* Try it
Write out the data again in full, keeping every character the same.

(Data about app and page elements)
╭──
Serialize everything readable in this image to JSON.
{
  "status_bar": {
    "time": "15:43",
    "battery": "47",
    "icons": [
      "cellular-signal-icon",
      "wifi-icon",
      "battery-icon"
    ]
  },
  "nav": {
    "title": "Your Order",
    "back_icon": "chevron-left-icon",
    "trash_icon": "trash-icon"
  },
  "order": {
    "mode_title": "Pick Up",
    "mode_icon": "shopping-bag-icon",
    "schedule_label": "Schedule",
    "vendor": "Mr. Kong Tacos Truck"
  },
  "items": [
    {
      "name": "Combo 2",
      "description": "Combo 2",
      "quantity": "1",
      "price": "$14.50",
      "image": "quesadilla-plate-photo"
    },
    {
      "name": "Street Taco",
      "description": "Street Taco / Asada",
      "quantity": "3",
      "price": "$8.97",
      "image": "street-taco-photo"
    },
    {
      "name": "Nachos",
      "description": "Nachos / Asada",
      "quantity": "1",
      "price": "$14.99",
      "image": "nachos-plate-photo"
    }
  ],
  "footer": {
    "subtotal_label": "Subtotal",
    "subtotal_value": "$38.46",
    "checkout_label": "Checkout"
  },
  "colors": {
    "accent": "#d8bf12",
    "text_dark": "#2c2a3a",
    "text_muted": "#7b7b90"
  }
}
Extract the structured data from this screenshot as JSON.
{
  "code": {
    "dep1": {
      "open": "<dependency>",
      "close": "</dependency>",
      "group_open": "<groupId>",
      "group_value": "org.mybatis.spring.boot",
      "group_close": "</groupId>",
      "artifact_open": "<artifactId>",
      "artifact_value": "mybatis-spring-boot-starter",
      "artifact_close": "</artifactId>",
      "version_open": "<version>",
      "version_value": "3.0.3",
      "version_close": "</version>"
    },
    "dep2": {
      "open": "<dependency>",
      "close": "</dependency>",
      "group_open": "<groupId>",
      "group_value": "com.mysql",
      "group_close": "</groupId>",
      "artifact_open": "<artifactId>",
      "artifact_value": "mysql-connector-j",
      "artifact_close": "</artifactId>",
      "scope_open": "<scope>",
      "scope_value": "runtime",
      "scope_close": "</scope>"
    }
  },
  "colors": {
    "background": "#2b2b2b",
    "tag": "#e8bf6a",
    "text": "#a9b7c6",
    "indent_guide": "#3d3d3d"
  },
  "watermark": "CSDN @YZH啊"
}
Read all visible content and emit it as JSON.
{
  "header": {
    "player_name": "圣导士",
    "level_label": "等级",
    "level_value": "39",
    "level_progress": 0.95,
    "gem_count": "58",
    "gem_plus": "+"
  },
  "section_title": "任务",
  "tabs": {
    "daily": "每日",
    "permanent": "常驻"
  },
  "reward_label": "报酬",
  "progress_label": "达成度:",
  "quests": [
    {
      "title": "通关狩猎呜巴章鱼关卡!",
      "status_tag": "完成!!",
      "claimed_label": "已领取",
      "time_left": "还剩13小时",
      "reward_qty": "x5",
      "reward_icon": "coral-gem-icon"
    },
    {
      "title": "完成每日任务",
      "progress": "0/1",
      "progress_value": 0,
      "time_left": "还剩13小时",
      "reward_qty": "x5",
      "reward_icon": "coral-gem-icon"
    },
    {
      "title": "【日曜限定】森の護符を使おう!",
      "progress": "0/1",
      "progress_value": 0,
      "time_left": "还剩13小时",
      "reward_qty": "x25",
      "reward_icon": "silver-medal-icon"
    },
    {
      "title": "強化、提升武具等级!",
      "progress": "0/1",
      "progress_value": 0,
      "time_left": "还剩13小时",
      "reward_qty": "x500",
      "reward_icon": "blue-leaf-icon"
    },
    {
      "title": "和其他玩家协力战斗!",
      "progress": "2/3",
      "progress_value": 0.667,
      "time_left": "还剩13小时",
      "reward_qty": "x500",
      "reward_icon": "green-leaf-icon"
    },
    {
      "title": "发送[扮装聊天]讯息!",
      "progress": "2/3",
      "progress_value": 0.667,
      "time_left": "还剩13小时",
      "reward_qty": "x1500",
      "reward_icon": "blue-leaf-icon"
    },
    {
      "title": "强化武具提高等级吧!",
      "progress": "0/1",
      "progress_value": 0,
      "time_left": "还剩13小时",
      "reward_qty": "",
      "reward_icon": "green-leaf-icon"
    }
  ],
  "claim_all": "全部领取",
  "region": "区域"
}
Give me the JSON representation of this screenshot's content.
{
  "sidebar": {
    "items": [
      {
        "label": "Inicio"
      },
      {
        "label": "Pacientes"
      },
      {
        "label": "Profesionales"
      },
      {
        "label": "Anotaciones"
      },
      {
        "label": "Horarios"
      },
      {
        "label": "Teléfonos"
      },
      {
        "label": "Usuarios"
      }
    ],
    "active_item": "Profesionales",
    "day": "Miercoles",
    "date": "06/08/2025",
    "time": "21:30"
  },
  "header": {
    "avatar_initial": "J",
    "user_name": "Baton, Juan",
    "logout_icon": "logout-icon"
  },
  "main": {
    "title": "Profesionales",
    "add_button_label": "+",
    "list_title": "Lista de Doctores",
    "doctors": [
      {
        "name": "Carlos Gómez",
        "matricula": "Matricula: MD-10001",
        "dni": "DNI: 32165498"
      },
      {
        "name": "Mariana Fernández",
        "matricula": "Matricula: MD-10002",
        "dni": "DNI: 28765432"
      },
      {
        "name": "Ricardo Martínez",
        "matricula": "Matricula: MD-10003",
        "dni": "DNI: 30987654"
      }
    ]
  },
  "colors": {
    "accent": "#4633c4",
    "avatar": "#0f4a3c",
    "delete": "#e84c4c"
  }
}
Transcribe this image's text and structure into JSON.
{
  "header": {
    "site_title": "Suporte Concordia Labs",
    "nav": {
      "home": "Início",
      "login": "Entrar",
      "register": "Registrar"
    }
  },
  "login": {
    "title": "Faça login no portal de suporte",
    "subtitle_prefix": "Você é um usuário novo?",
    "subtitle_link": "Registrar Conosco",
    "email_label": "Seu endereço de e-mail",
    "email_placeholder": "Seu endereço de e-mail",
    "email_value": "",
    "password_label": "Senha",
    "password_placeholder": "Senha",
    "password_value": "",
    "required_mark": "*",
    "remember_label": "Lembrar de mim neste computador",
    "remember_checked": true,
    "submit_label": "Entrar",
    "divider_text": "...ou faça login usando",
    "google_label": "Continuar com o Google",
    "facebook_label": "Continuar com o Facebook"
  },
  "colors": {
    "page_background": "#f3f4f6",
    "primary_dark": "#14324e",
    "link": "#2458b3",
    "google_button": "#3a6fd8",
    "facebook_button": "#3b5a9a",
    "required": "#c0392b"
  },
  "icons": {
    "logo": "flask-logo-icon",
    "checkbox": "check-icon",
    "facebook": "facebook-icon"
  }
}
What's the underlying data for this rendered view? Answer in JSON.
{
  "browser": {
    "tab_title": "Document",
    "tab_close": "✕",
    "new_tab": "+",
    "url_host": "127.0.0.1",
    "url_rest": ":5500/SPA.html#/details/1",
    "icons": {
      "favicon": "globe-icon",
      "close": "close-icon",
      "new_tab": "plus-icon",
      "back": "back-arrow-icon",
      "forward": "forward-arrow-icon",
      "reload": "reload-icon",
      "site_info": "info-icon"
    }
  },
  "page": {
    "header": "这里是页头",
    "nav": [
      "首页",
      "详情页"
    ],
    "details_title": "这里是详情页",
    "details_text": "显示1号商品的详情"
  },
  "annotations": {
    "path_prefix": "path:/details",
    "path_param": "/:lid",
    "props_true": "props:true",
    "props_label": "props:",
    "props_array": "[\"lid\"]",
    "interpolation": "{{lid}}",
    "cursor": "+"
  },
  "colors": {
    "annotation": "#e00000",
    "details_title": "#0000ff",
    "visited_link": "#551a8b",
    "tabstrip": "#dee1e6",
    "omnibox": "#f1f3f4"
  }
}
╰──
* Exercise response
Serialize everything readable in this image to JSON.
{
  "status_bar": {
    "time": "15:43",
    "battery": "47",
    "icons": [
      "cellular-signal-icon",
      "wifi-icon",
      "battery-icon"
    ]
  },
  "nav": {
    "title": "Your Order",
    "back_icon": "chevron-left-icon",
    "trash_icon": "trash-icon"
  },
  "order": {
    "mode_title": "Pick Up",
    "mode_icon": "shopping-bag-icon",
    "schedule_label": "Schedule",
    "vendor": "Mr. Kong Tacos Truck"
  },
  "items": [
    {
      "name": "Combo 2",
      "description": "Combo 2",
      "quantity": "1",
      "price": "$14.50",
      "image": "quesadilla-plate-photo"
    },
    {
      "name": "Street Taco",
      "description": "Street Taco / Asada",
      "quantity": "3",
      "price": "$8.97",
      "image": "street-taco-photo"
    },
    {
      "name": "Nachos",
      "description": "Nachos / Asada",
      "quantity": "1",
      "price": "$14.99",
      "image": "nachos-plate-photo"
    }
  ],
  "footer": {
    "subtotal_label": "Subtotal",
    "subtotal_value": "$38.46",
    "checkout_label": "Checkout"
  },
  "colors": {
    "accent": "#d8bf12",
    "text_dark": "#2c2a3a",
    "text_muted": "#7b7b90"
  }
}
Extract the structured data from this screenshot as JSON.
{
  "code": {
    "dep1": {
      "open": "<dependency>",
      "close": "</dependency>",
      "group_open": "<groupId>",
      "group_value": "org.mybatis.spring.boot",
      "group_close": "</groupId>",
      "artifact_open": "<artifactId>",
      "artifact_value": "mybatis-spring-boot-starter",
      "artifact_close": "</artifactId>",
      "version_open": "<version>",
      "version_value": "3.0.3",
      "version_close": "</version>"
    },
    "dep2": {
      "open": "<dependency>",
      "close": "</dependency>",
      "group_open": "<groupId>",
      "group_value": "com.mysql",
      "group_close": "</groupId>",
      "artifact_open": "<artifactId>",
      "artifact_value": "mysql-connector-j",
      "artifact_close": "</artifactId>",
      "scope_open": "<scope>",
      "scope_value": "runtime",
      "scope_close": "</scope>"
    }
  },
  "colors": {
    "background": "#2b2b2b",
    "tag": "#e8bf6a",
    "text": "#a9b7c6",
    "indent_guide": "#3d3d3d"
  },
  "watermark": "CSDN @YZH啊"
}
Read all visible content and emit it as JSON.
{
  "header": {
    "player_name": "圣导士",
    "level_label": "等级",
    "level_value": "39",
    "level_progress": 0.95,
    "gem_count": "58",
    "gem_plus": "+"
  },
  "section_title": "任务",
  "tabs": {
    "daily": "每日",
    "permanent": "常驻"
  },
  "reward_label": "报酬",
  "progress_label": "达成度:",
  "quests": [
    {
      "title": "通关狩猎呜巴章鱼关卡!",
      "status_tag": "完成!!",
      "claimed_label": "已领取",
      "time_left": "还剩13小时",
      "reward_qty": "x5",
      "reward_icon": "coral-gem-icon"
    },
    {
      "title": "完成每日任务",
      "progress": "0/1",
      "progress_value": 0,
      "time_left": "还剩13小时",
      "reward_qty": "x5",
      "reward_icon": "coral-gem-icon"
    },
    {
      "title": "【日曜限定】森の護符を使おう!",
      "progress": "0/1",
      "progress_value": 0,
      "time_left": "还剩13小时",
      "reward_qty": "x25",
      "reward_icon": "silver-medal-icon"
    },
    {
      "title": "強化、提升武具等级!",
      "progress": "0/1",
      "progress_value": 0,
      "time_left": "还剩13小时",
      "reward_qty": "x500",
      "reward_icon": "blue-leaf-icon"
    },
    {
      "title": "和其他玩家协力战斗!",
      "progress": "2/3",
      "progress_value": 0.667,
      "time_left": "还剩13小时",
      "reward_qty": "x500",
      "reward_icon": "green-leaf-icon"
    },
    {
      "title": "发送[扮装聊天]讯息!",
      "progress": "2/3",
      "progress_value": 0.667,
      "time_left": "还剩13小时",
      "reward_qty": "x1500",
      "reward_icon": "blue-leaf-icon"
    },
    {
      "title": "强化武具提高等级吧!",
      "progress": "0/1",
      "progress_value": 0,
      "time_left": "还剩13小时",
      "reward_qty": "",
      "reward_icon": "green-leaf-icon"
    }
  ],
  "claim_all": "全部领取",
  "region": "区域"
}
Give me the JSON representation of this screenshot's content.
{
  "sidebar": {
    "items": [
      {
        "label": "Inicio"
      },
      {
        "label": "Pacientes"
      },
      {
        "label": "Profesionales"
      },
      {
        "label": "Anotaciones"
      },
      {
        "label": "Horarios"
      },
      {
        "label": "Teléfonos"
      },
      {
        "label": "Usuarios"
      }
    ],
    "active_item": "Profesionales",
    "day": "Miercoles",
    "date": "06/08/2025",
    "time": "21:30"
  },
  "header": {
    "avatar_initial": "J",
    "user_name": "Baton, Juan",
    "logout_icon": "logout-icon"
  },
  "main": {
    "title": "Profesionales",
    "add_button_label": "+",
    "list_title": "Lista de Doctores",
    "doctors": [
      {
        "name": "Carlos Gómez",
        "matricula": "Matricula: MD-10001",
        "dni": "DNI: 32165498"
      },
      {
        "name": "Mariana Fernández",
        "matricula": "Matricula: MD-10002",
        "dni": "DNI: 28765432"
      },
      {
        "name": "Ricardo Martínez",
        "matricula": "Matricula: MD-10003",
        "dni": "DNI: 30987654"
      }
    ]
  },
  "colors": {
    "accent": "#4633c4",
    "avatar": "#0f4a3c",
    "delete": "#e84c4c"
  }
}
Transcribe this image's text and structure into JSON.
{
  "header": {
    "site_title": "Suporte Concordia Labs",
    "nav": {
      "home": "Início",
      "login": "Entrar",
      "register": "Registrar"
    }
  },
  "login": {
    "title": "Faça login no portal de suporte",
    "subtitle_prefix": "Você é um usuário novo?",
    "subtitle_link": "Registrar Conosco",
    "email_label": "Seu endereço de e-mail",
    "email_placeholder": "Seu endereço de e-mail",
    "email_value": "",
    "password_label": "Senha",
    "password_placeholder": "Senha",
    "password_value": "",
    "required_mark": "*",
    "remember_label": "Lembrar de mim neste computador",
    "remember_checked": true,
    "submit_label": "Entrar",
    "divider_text": "...ou faça login usando",
    "google_label": "Continuar com o Google",
    "facebook_label": "Continuar com o Facebook"
  },
  "colors": {
    "page_background": "#f3f4f6",
    "primary_dark": "#14324e",
    "link": "#2458b3",
    "google_button": "#3a6fd8",
    "facebook_button": "#3b5a9a",
    "required": "#c0392b"
  },
  "icons": {
    "logo": "flask-logo-icon",
    "checkbox": "check-icon",
    "facebook": "facebook-icon"
  }
}
What's the underlying data for this rendered view? Answer in JSON.
{
  "browser": {
    "tab_title": "Document",
    "tab_close": "✕",
    "new_tab": "+",
    "url_host": "127.0.0.1",
    "url_rest": ":5500/SPA.html#/details/1",
    "icons": {
      "favicon": "globe-icon",
      "close": "close-icon",
      "new_tab": "plus-icon",
      "back": "back-arrow-icon",
      "forward": "forward-arrow-icon",
      "reload": "reload-icon",
      "site_info": "info-icon"
    }
  },
  "page": {
    "header": "这里是页头",
    "nav": [
      "首页",
      "详情页"
    ],
    "details_title": "这里是详情页",
    "details_text": "显示1号商品的详情"
  },
  "annotations": {
    "path_prefix": "path:/details",
    "path_param": "/:lid",
    "props_true": "props:true",
    "props_label": "props:",
    "props_array": "[\"lid\"]",
    "interpolation": "{{lid}}",
    "cursor": "+"
  },
  "colors": {
    "annotation": "#e00000",
    "details_title": "#0000ff",
    "visited_link": "#551a8b",
    "tabstrip": "#dee1e6",
    "omnibox": "#f1f3f4"
  }
}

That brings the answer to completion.